Ever since 2002 when the Sala IV found an animal protection law unconstitutional for technical reasons, Costa Rica has not had strong regulations against cruelty.
A measure introduced Nov. 1, 2011, has had a rocky time in the legislature.
President Luis Guillermo Solís called Tuesday for passage.
He asked the various political parties to work together to do this.
The bill, No. 18.298, is one of those that the president listed in his call for a special legislative session. There may be some political advantage in getting the various parties to work together, and lawmakers are in favor of the bill in theory.
The bill consolidates penalties and illegal actions that may exist elsewhere. For example, a 2008 law already covers forest animals, illegal hunting and trafficking in wild species.
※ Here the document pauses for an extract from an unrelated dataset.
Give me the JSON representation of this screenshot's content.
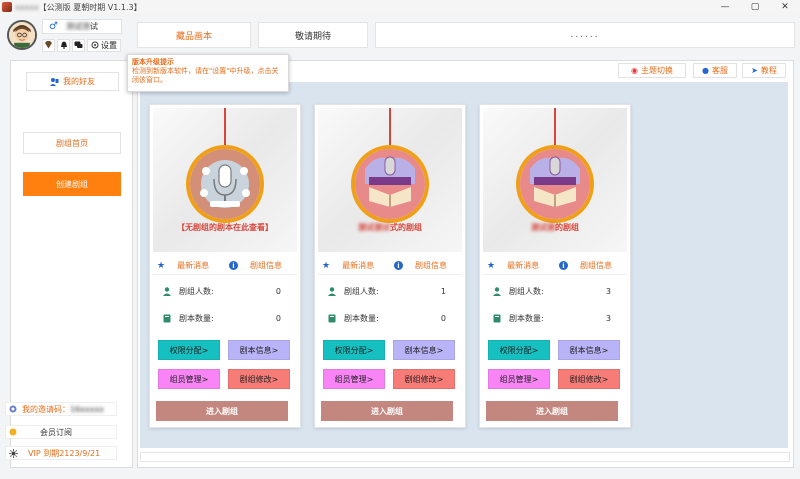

There also is a specific law against cock fights.
Under the current laws, the Servicio Nacional de Salud Animal has its hands tied because it does not have the legal instruments against mistreatment of animals, said an extensive summary of the bill.
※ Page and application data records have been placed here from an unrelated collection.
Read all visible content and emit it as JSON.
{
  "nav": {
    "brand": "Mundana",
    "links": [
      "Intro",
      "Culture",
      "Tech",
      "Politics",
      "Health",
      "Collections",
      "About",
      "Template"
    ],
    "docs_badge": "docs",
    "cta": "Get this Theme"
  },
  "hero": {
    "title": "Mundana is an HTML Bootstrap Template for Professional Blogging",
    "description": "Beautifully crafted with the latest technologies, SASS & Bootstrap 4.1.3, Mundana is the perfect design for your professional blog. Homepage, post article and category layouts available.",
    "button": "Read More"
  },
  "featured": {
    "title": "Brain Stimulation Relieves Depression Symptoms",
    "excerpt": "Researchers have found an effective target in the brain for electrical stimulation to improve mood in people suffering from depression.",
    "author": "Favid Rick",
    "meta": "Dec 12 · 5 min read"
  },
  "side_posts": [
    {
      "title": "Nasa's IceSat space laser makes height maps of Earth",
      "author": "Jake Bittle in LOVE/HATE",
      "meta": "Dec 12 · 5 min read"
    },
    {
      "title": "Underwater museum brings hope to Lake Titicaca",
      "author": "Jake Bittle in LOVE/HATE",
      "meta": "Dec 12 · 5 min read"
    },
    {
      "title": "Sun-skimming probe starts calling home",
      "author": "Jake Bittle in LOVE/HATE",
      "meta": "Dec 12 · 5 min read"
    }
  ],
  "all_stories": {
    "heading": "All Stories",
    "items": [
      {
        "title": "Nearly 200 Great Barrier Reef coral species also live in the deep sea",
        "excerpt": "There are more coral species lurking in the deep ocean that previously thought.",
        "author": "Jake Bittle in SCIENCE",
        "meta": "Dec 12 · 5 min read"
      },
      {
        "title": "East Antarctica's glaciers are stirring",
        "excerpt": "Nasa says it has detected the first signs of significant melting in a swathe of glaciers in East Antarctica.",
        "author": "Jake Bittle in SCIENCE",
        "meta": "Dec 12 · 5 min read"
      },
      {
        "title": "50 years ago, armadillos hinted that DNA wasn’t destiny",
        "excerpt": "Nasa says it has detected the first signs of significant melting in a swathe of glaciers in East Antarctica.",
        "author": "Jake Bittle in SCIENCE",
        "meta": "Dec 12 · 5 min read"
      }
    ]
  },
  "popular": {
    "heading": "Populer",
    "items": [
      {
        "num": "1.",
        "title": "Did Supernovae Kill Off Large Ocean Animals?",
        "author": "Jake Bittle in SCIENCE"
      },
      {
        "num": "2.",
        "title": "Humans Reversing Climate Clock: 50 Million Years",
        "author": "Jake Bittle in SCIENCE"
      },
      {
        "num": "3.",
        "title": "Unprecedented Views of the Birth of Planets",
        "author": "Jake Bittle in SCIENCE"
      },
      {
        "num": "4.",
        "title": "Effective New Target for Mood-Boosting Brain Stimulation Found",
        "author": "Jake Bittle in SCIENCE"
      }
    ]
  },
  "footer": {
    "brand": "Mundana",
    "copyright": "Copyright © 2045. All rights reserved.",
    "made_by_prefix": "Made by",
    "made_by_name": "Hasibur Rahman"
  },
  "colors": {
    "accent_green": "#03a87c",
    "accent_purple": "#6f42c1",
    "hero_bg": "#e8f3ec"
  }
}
There are 17 specific actions that are made illegal, including practicing religious rituals that involve animal sacrifice and conducting animal surgery without anesthetic.
The bill’s philosophy is that animals are sentient creatures that must be protected by the state. The summary said that 300 animal cruelty or mistreatment complaints are received every week by various authorities.
Maltreatment is defined as actions that cause unnecessary pain, suffering or stress in animals as well as negligence in care or malicious or intentional killing.
The bill prohibits all sorts of animal fights and forbids breeding animals for their
ferocity. Also penalized is working an animal too hard.
Penalties would be from four to eight base salaries, about $3,200 to $6,400 at this writing. Sanctions that are now in the law are minimal.
The lengthy summary reads like a sociological text and says that a relationship exists between violence as an adult and mistreatment of animals as a child. The summary also links cruelty to animals with domestic violence and general criminality.
Solís said he welcomed comments from lawmakers as well as citizens concerned about animal welfare.
Several topics not touched by the proposed law are spaying animals and the number of street dogs and cats that inhabit metro areas.